Judy Bentley writes hiking guides, history, and biography.  She taught composition, literature, and Pacific Northwest History for more than 20 years at South Seattle College and now enjoys more time hiking, biking, exploring history, and writing. She has written 15 books of young adult nonfiction, including biographies of Sandra Day O’Connor, Desmond Tutu, Fidel Castro, Harriet Tubman, Thomas Garrett, William Still, James Tilton and Charles Mitchell, a fugitive slave boy on the West Coast Underground Railroad.

Her first book for a general audience was Hiking Washington’s History, published by the University of Washington Press, followed by Walking Washington’s History:  Ten Cities.  The second edition of Hiking Washington’s History, co-authored with guidebook author Craig Romano, was published in 2021 with 12 new hikes, updates, and more detailed trail information.
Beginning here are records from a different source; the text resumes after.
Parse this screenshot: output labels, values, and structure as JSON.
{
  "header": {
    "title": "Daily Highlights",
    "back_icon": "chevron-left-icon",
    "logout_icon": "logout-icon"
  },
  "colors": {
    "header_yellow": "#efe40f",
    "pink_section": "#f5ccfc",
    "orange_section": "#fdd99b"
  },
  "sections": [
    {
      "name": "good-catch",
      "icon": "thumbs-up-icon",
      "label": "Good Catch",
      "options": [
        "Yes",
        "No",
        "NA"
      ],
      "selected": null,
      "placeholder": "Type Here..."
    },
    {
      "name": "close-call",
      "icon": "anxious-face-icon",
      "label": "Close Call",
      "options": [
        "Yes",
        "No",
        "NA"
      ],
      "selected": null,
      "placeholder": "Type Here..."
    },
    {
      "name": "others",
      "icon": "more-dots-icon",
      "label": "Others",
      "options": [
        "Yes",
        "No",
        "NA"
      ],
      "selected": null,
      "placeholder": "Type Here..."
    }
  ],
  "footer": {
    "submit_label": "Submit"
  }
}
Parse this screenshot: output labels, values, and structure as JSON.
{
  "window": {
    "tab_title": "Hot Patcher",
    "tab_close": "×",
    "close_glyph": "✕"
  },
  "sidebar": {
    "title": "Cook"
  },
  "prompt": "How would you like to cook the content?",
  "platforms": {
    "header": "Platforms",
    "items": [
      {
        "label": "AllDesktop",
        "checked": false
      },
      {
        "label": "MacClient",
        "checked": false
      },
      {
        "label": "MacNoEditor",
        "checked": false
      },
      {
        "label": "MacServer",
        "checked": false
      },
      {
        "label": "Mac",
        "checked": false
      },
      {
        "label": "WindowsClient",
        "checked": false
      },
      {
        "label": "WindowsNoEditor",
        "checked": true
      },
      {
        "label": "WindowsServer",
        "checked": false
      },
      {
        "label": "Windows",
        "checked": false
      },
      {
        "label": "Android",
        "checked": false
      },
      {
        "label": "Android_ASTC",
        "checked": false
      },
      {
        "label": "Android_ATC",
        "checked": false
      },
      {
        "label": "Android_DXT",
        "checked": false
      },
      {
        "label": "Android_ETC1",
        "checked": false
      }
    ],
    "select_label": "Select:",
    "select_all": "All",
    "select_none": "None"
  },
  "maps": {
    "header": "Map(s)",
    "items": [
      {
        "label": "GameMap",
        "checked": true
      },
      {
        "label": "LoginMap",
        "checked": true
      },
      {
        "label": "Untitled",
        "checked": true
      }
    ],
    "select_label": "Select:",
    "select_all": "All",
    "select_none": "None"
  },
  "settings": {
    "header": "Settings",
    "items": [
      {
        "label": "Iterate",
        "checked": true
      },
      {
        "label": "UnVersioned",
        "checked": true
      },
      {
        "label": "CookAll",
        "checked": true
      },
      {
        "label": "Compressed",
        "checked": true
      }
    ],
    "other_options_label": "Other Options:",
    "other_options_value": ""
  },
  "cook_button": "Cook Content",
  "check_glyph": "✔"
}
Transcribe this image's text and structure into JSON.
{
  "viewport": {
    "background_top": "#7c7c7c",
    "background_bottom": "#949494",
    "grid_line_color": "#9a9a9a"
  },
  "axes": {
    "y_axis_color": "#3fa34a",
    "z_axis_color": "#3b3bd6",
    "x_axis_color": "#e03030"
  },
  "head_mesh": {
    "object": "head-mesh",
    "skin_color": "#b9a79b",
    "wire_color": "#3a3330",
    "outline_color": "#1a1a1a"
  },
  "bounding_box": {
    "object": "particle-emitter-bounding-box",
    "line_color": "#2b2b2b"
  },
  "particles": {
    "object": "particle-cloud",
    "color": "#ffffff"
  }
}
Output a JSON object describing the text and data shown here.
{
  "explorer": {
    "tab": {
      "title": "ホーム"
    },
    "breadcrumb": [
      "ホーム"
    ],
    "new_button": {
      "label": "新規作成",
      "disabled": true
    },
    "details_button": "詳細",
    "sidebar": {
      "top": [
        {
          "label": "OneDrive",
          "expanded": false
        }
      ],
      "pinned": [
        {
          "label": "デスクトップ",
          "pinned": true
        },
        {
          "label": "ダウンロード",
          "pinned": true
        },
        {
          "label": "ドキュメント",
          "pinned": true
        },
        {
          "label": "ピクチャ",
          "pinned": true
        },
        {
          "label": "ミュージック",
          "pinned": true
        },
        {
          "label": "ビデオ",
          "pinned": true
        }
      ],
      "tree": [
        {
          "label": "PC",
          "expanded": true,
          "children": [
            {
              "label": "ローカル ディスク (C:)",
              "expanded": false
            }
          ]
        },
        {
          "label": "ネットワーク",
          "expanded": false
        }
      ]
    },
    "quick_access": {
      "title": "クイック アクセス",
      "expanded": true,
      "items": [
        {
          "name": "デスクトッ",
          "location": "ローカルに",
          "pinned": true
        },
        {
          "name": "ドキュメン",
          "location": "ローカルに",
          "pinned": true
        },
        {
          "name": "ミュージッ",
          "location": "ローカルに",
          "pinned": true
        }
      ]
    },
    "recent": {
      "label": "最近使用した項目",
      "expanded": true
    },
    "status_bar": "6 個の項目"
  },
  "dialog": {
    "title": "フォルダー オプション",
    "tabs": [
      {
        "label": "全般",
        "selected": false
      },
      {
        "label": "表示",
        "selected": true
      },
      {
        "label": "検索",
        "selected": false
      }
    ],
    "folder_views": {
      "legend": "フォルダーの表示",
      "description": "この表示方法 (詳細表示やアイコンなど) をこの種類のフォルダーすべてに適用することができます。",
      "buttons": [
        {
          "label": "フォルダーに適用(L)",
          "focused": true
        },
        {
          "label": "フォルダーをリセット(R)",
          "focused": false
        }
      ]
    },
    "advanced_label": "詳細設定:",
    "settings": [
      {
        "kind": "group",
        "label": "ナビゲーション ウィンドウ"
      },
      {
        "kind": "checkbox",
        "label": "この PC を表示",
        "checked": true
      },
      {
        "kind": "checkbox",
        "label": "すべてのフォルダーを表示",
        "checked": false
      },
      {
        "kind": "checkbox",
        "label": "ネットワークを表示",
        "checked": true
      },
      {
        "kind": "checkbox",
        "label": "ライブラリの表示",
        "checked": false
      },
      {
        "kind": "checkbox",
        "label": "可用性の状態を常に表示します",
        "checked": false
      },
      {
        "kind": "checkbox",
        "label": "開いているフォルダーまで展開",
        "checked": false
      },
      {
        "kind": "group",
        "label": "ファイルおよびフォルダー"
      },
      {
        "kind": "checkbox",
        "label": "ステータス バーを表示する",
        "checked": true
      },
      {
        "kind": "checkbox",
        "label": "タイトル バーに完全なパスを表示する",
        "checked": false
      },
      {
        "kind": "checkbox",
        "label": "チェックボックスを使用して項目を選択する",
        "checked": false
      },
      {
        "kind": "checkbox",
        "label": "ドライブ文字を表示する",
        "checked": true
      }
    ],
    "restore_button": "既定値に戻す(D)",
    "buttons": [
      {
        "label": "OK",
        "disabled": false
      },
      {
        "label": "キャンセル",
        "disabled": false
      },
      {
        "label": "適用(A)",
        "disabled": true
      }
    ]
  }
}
Also in 2021 with Indiana Historical Society Press, she published 25 Sugarland Road, Letters of Love and War, 1943-1945, a chronicle of war and the homefront told through the letters of her young, newly married parents.

With the Delridge Neighborhoods Development Association, she conducted an oral history project about the Youngstown-Cooper School in West Seattle.  The narrative from that project is featured on a website showcasing the school and neighborhood’s history: www.delridgehistory.org. She contributes as an oral historian to other projects of the Southwest Seattle Historical Society.

Judy was born in Indiana, went to Oberlin College in Ohio, lived and worked in New York City, then moved with her husband and two children to Seattle. She has been a newspaper reporter, a copy editor, a high school teacher, a community college instructor, a writer. She hikes, bikes, and has served on boards of organizations such as the Southwest Seattle Historical Society, the Pacific Northwest Historians Guild, Peace Action of Washington, and the PTA. She lives in a home looking west over Puget Sound, a view that distracts on sunny days and turns thoughts inward on gray, rainy days. She leads walks along the pathways that have resonance for her–Alki, the Duwamish River, Coal Creek, Yakima Pass, Cowlitz Pass, and the Columbia Hills. 

Registration is required. Registered participants will be emailed a link to the presentation on the date of the event. Please register for this event by filling out the form below:

This program is made possible by the support of our partner The Seattle Public Library and our sponsors 4Culture, Luna Park Cafe, and HomeStreet Bank.

Newsletter

SWSHS requires proof of vaccination (or a negative test within 72 hours) for all visitors to the Log House Museum who are 12 years and older. This requirement is in compliance with King County’s mandate. Face coverings are still required in the Log House Museum for all visitors age 5 and older regardless of vaccination status.